Critically assessing and projecting the frequency, severity, and cost of major energy accidents by Jinsoo Kim, Donghoon Ryu, and Benjamin K. Sovacool, The Extractive Industries and Society, Volume 8, Issue 2, June 2021, 100885
We analyze energy accidents from 1800 to 2018 across eleven energy systems.
Energy systems resulted in more than 278,000 immediate or latent human fatalities.
Energy systems also resulted in approximately $421.3 billion in economic damages.
Potential energy accident deaths and damages in 2040 are identified.
International agencies have to better track and account for energy accidents.
Although energy systems are well known to lead to positive or negative externalities, one less explored attribute has been a rigorous historical and future looking assessment of energy accidents. In this study, we analyze an extensive dataset of 4,450 energy accidents from 1800 to 2018 across eleven energy systems. Our analysis reveals that these collective energy systems resulted in more than 278,000 human fatalities and approximately $421.3 billion in economic damages. Historically, coal accidents are the most frequent, accounting for almost half of all accidents. In terms of severity, accidents at hydroelectric dams were the most fatal, accounting for 67 percent. In terms of cost, nuclear power accidents are by far the most expensive, accounting for 62 percent of damages. Coupling our data and an econometric model with future projections of energy demand underscores the magnitude of the trends identified: 986,000 to 1.72 million potential energy accident deaths in 2040, as well as almost $1 trillion in damages. This leads to compelling policy implications, especially concerning the need for safety improvements in energy systems such as bioenergy and nuclear power, as well as the need for the IEA and IRENA, among others, to begin to better track and account for energy accident trends. We find that across all accidents, fuel extraction and processing, transmission and distribution, and transportation have the most fatalities, and yet conversion and operation, transmission and distribution, and transportation have the most damages. Moreover, achieving strong climate goals leads to an unacceptably higher risk of accidents and human health and economic consequences. Finally, as its economic development propels increases in energy consumption, Africa will become the future center for energy accident fatalities.
Refer also to:

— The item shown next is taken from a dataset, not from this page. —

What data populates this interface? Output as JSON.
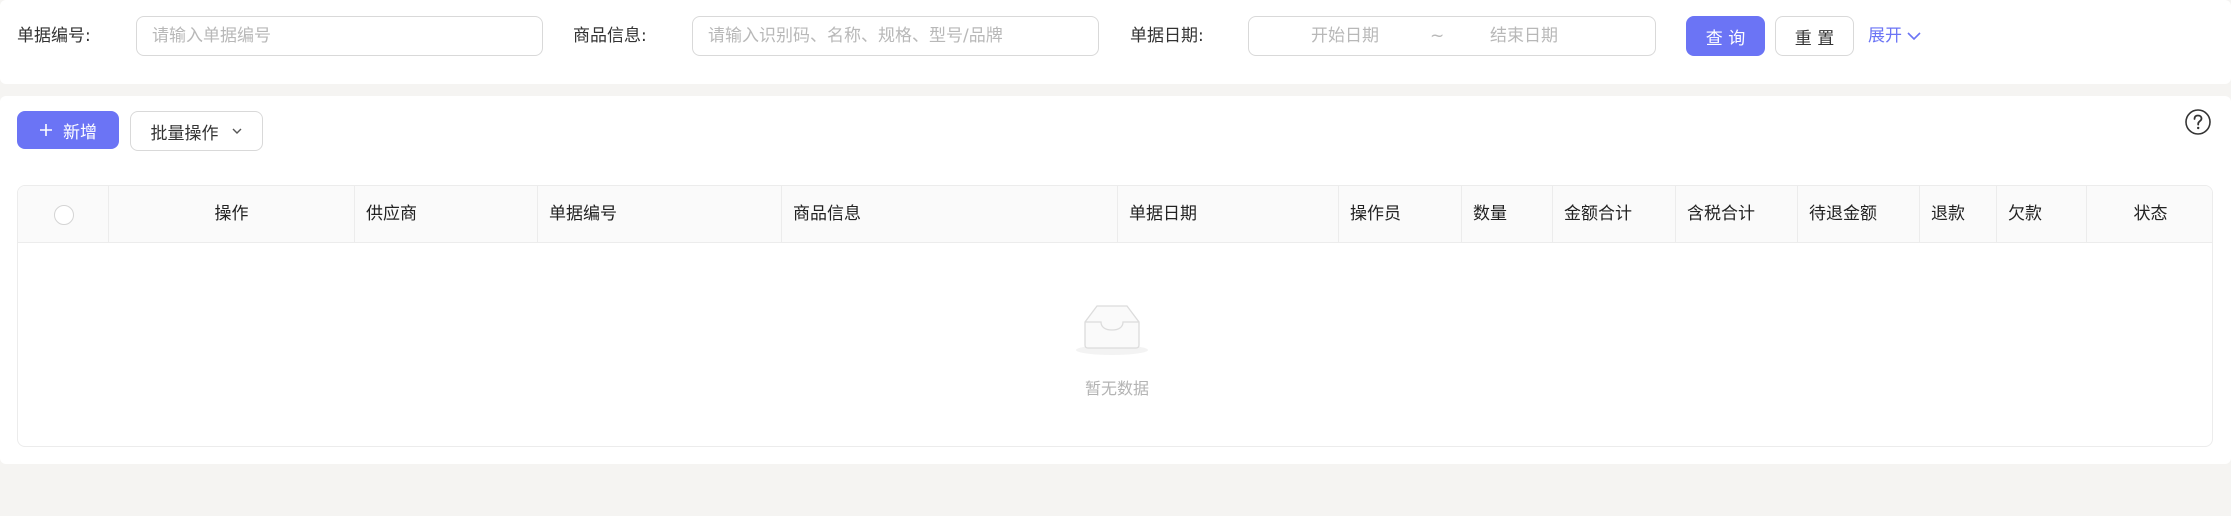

Alberta ultra disturbing: 70 per cent (160/232) of commercial vehicles fail inspection; 42 per cent (98/232) **taken out of service** for failing safety issues! How many would fail if inspected in frenzied frac fields and traveling to them?
Hydraulic fracturing, a.k.a., fracking, requires intense truck trips to transport a large volume of water within a narrow time window, posing a safety threat to other road users. This paper examines how fracking-related trucking affects fatal crashes in
North Dakota using the exogenous timing of fracking operations near a road
segment. The results show that an additional post-fracking well within six miles of
a road segment led to 8% more fatal crashes and 7.1% higher per-capita costs in
Oklahoma: Red Mountain Energy rig explosion kills Josh Ray, 35; Cody Risk, 26; Parker Waldridge, 60; Roger Cunningham, 55; and Matt Smith, 29; One other worker hospitalized; Company not sure what they were drilling for; Patterson-UTI has long history of fatal accidents
AER Frac Pilot Project: Earthquakes, tax increases, water restrictions, double homicide, spills and accidents shake Alberta town’s faith in fracking; Aging sour facilities in deregulated Fox Creek a big worry for council; AER’s FracQuake Red Light stops Chevron only 16 days; Families moving out
Truck going too fast to make the turn? 4,800 gallons unknown substance spilled into Yough River when “brine” tractor-trailer flips. How many hundreds similar spills into water ways not caught or reported?
… A water truck was seen laying on top of a four-door sedan.